Reprint the lines below as they are, minus the pictures.

⁂

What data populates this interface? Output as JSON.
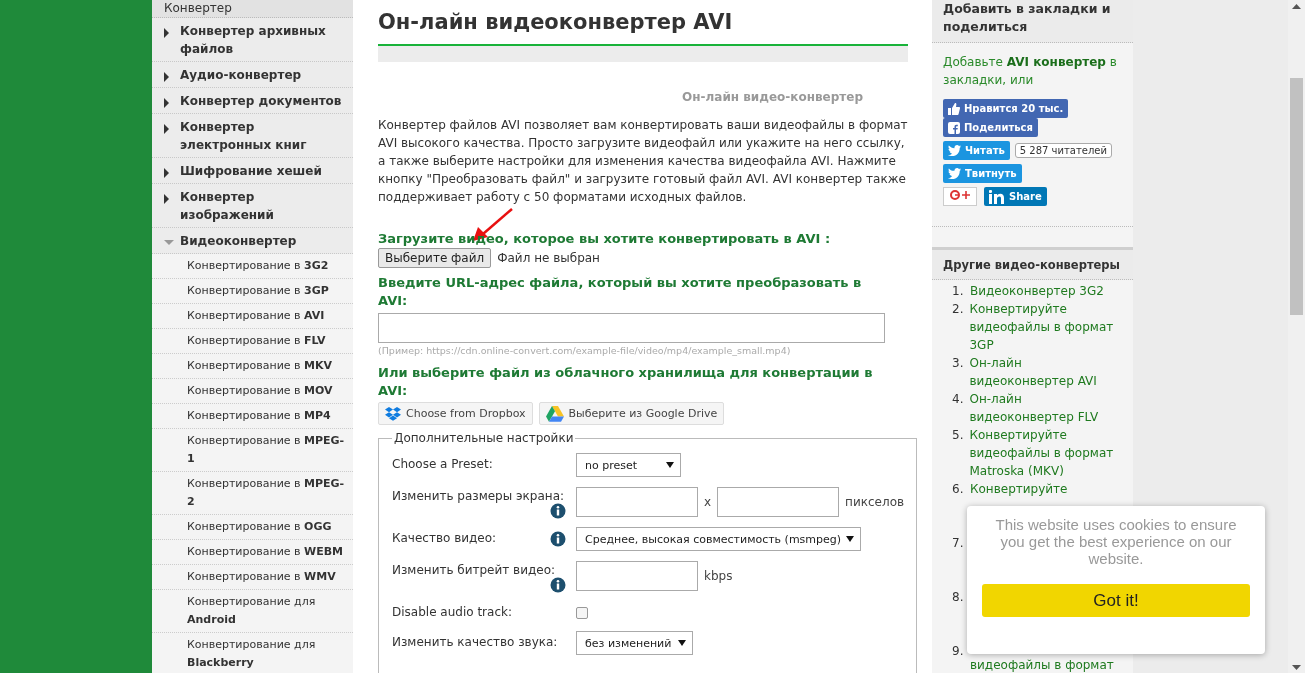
{
  "sidebar": {
    "header": "Конвертер",
    "items": [
      {
        "label": "Конвертер архивных файлов",
        "expanded": false
      },
      {
        "label": "Аудио-конвертер",
        "expanded": false
      },
      {
        "label": "Конвертер документов",
        "expanded": false
      },
      {
        "label": "Конвертер электронных книг",
        "expanded": false
      },
      {
        "label": "Шифрование хешей",
        "expanded": false
      },
      {
        "label": "Конвертер изображений",
        "expanded": false
      },
      {
        "label": "Видеоконвертер",
        "expanded": true,
        "children": [
          "Конвертирование в **3G2**",
          "Конвертирование в **3GP**",
          "Конвертирование в **AVI**",
          "Конвертирование в **FLV**",
          "Конвертирование в **MKV**",
          "Конвертирование в **MOV**",
          "Конвертирование в **MP4**",
          "Конвертирование в **MPEG-1**",
          "Конвертирование в **MPEG-2**",
          "Конвертирование в **OGG**",
          "Конвертирование в **WEBM**",
          "Конвертирование в **WMV**",
          "Конвертирование для **Android**",
          "Конвертирование для **Blackberry**"
        ]
      }
    ]
  },
  "main": {
    "title": "Он-лайн видеоконвертер AVI",
    "tagline": "Он-лайн видео-конвертер",
    "description": "Конвертер файлов AVI позволяет вам конвертировать ваши видеофайлы в формат AVI высокого качества. Просто загрузите видеофайл или укажите на него ссылку, а также выберите настройки для изменения качества видеофайла AVI. Нажмите кнопку \"Преобразовать файл\" и загрузите готовый файл AVI. AVI конвертер также поддерживает работу с 50 форматами исходных файлов.",
    "upload": {
      "heading": "Загрузите видео, которое вы хотите конвертировать в AVI :",
      "button": "Выберите файл",
      "status": "Файл не выбран"
    },
    "url": {
      "heading": "Введите URL-адрес файла, который вы хотите преобразовать в AVI:",
      "hint": "(Пример: https://cdn.online-convert.com/example-file/video/mp4/example_small.mp4)"
    },
    "cloud": {
      "heading": "Или выберите файл из облачного хранилища для конвертации в AVI:",
      "buttons": [
        {
          "label": "Choose from Dropbox",
          "kind": "dropbox"
        },
        {
          "label": "Выберите из Google Drive",
          "kind": "drive"
        }
      ]
    },
    "settings": {
      "legend": "Дополнительные настройки",
      "rows": [
        {
          "kind": "select",
          "label": "Choose a Preset:",
          "info": false,
          "value": "no preset"
        },
        {
          "kind": "size",
          "label": "Изменить размеры экрана:",
          "info": true,
          "separator": "x",
          "unit": "пикселов"
        },
        {
          "kind": "wideselect",
          "label": "Качество видео:",
          "info": true,
          "value": "Среднее, высокая совместимость (msmpeg)"
        },
        {
          "kind": "number",
          "label": "Изменить битрейт видео:",
          "info": true,
          "unit": "kbps"
        },
        {
          "kind": "checkbox",
          "label": "Disable audio track:",
          "info": false,
          "checked": false
        },
        {
          "kind": "select",
          "label": "Изменить качество звука:",
          "info": false,
          "value": "без изменений"
        }
      ]
    }
  },
  "share": {
    "header": "Добавить в закладки и поделиться",
    "text": "Добавьте **AVI конвертер** в закладки, или",
    "like": "Нравится 20 тыс.",
    "share": "Поделиться",
    "follow": "Читать",
    "followers": "5 287 читателей",
    "tweet": "Твитнуть",
    "linkedin": "Share"
  },
  "related": {
    "header": "Другие видео-конвертеры",
    "items": [
      {
        "number": "1.",
        "text": "Видеоконвертер 3G2"
      },
      {
        "number": "2.",
        "text": "Конвертируйте видеофайлы в формат 3GP"
      },
      {
        "number": "3.",
        "text": "Он-лайн видеоконвертер AVI"
      },
      {
        "number": "4.",
        "text": "Он-лайн видеоконвертер FLV"
      },
      {
        "number": "5.",
        "text": "Конвертируйте видеофайлы в формат Matroska (MKV)"
      },
      {
        "number": "6.",
        "text": "Конвертируйте"
      },
      {
        "number": "7."
      },
      {
        "number": "8."
      },
      {
        "number": "9.",
        "text": "видеофайлы в формат"
      }
    ]
  },
  "cookie": {
    "message": "This website uses cookies to ensure you get the best experience on our website.",
    "button": "Got it!"
  }
}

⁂

## EXERCISE OUTPUT
What data populates this interface? Output as JSON.
{
  "sidebar": {
    "header": "Конвертер",
    "items": [
      {
        "label": "Конвертер архивных файлов",
        "expanded": false
      },
      {
        "label": "Аудио-конвертер",
        "expanded": false
      },
      {
        "label": "Конвертер документов",
        "expanded": false
      },
      {
        "label": "Конвертер электронных книг",
        "expanded": false
      },
      {
        "label": "Шифрование хешей",
        "expanded": false
      },
      {
        "label": "Конвертер изображений",
        "expanded": false
      },
      {
        "label": "Видеоконвертер",
        "expanded": true,
        "children": [
          "Конвертирование в **3G2**",
          "Конвертирование в **3GP**",
          "Конвертирование в **AVI**",
          "Конвертирование в **FLV**",
          "Конвертирование в **MKV**",
          "Конвертирование в **MOV**",
          "Конвертирование в **MP4**",
          "Конвертирование в **MPEG-1**",
          "Конвертирование в **MPEG-2**",
          "Конвертирование в **OGG**",
          "Конвертирование в **WEBM**",
          "Конвертирование в **WMV**",
          "Конвертирование для **Android**",
          "Конвертирование для **Blackberry**"
        ]
      }
    ]
  },
  "main": {
    "title": "Он-лайн видеоконвертер AVI",
    "tagline": "Он-лайн видео-конвертер",
    "description": "Конвертер файлов AVI позволяет вам конвертировать ваши видеофайлы в формат AVI высокого качества. Просто загрузите видеофайл или укажите на него ссылку, а также выберите настройки для изменения качества видеофайла AVI. Нажмите кнопку \"Преобразовать файл\" и загрузите готовый файл AVI. AVI конвертер также поддерживает работу с 50 форматами исходных файлов.",
    "upload": {
      "heading": "Загрузите видео, которое вы хотите конвертировать в AVI :",
      "button": "Выберите файл",
      "status": "Файл не выбран"
    },
    "url": {
      "heading": "Введите URL-адрес файла, который вы хотите преобразовать в AVI:",
      "hint": "(Пример: https://cdn.online-convert.com/example-file/video/mp4/example_small.mp4)"
    },
    "cloud": {
      "heading": "Или выберите файл из облачного хранилища для конвертации в AVI:",
      "buttons": [
        {
          "label": "Choose from Dropbox",
          "kind": "dropbox"
        },
        {
          "label": "Выберите из Google Drive",
          "kind": "drive"
        }
      ]
    },
    "settings": {
      "legend": "Дополнительные настройки",
      "rows": [
        {
          "kind": "select",
          "label": "Choose a Preset:",
          "info": false,
          "value": "no preset"
        },
        {
          "kind": "size",
          "label": "Изменить размеры экрана:",
          "info": true,
          "separator": "x",
          "unit": "пикселов"
        },
        {
          "kind": "wideselect",
          "label": "Качество видео:",
          "info": true,
          "value": "Среднее, высокая совместимость (msmpeg)"
        },
        {
          "kind": "number",
          "label": "Изменить битрейт видео:",
          "info": true,
          "unit": "kbps"
        },
        {
          "kind": "checkbox",
          "label": "Disable audio track:",
          "info": false,
          "checked": false
        },
        {
          "kind": "select",
          "label": "Изменить качество звука:",
          "info": false,
          "value": "без изменений"
        }
      ]
    }
  },
  "share": {
    "header": "Добавить в закладки и поделиться",
    "text": "Добавьте **AVI конвертер** в закладки, или",
    "like": "Нравится 20 тыс.",
    "share": "Поделиться",
    "follow": "Читать",
    "followers": "5 287 читателей",
    "tweet": "Твитнуть",
    "linkedin": "Share"
  },
  "related": {
    "header": "Другие видео-конвертеры",
    "items": [
      {
        "number": "1.",
        "text": "Видеоконвертер 3G2"
      },
      {
        "number": "2.",
        "text": "Конвертируйте видеофайлы в формат 3GP"
      },
      {
        "number": "3.",
        "text": "Он-лайн видеоконвертер AVI"
      },
      {
        "number": "4.",
        "text": "Он-лайн видеоконвертер FLV"
      },
      {
        "number": "5.",
        "text": "Конвертируйте видеофайлы в формат Matroska (MKV)"
      },
      {
        "number": "6.",
        "text": "Конвертируйте"
      },
      {
        "number": "7."
      },
      {
        "number": "8."
      },
      {
        "number": "9.",
        "text": "видеофайлы в формат"
      }
    ]
  },
  "cookie": {
    "message": "This website uses cookies to ensure you get the best experience on our website.",
    "button": "Got it!"
  }
}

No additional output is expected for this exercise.